◆ **Dataset excerpts**:
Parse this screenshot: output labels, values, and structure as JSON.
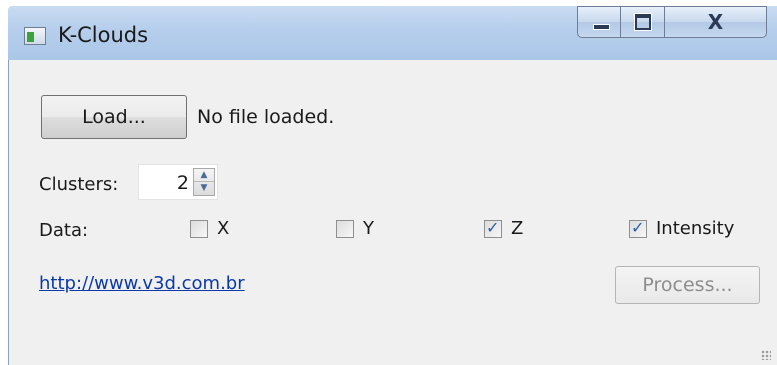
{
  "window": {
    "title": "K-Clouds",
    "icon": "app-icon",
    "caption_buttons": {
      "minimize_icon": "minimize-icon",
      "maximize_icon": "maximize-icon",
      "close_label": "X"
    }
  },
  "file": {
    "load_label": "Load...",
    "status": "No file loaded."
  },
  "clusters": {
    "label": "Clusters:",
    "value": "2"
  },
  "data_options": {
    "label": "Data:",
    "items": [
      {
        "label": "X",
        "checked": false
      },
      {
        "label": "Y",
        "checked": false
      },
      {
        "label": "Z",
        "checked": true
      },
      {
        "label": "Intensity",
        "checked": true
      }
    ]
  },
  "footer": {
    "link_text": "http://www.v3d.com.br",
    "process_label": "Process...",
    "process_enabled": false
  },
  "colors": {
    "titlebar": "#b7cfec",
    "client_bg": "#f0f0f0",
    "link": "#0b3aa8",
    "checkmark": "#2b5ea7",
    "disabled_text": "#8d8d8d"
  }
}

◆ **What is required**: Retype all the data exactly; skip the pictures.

◆ **Output below**:
Parse this screenshot: output labels, values, and structure as JSON.
{
  "window": {
    "title": "K-Clouds",
    "icon": "app-icon",
    "caption_buttons": {
      "minimize_icon": "minimize-icon",
      "maximize_icon": "maximize-icon",
      "close_label": "X"
    }
  },
  "file": {
    "load_label": "Load...",
    "status": "No file loaded."
  },
  "clusters": {
    "label": "Clusters:",
    "value": "2"
  },
  "data_options": {
    "label": "Data:",
    "items": [
      {
        "label": "X",
        "checked": false
      },
      {
        "label": "Y",
        "checked": false
      },
      {
        "label": "Z",
        "checked": true
      },
      {
        "label": "Intensity",
        "checked": true
      }
    ]
  },
  "footer": {
    "link_text": "http://www.v3d.com.br",
    "process_label": "Process...",
    "process_enabled": false
  },
  "colors": {
    "titlebar": "#b7cfec",
    "client_bg": "#f0f0f0",
    "link": "#0b3aa8",
    "checkmark": "#2b5ea7",
    "disabled_text": "#8d8d8d"
  }
}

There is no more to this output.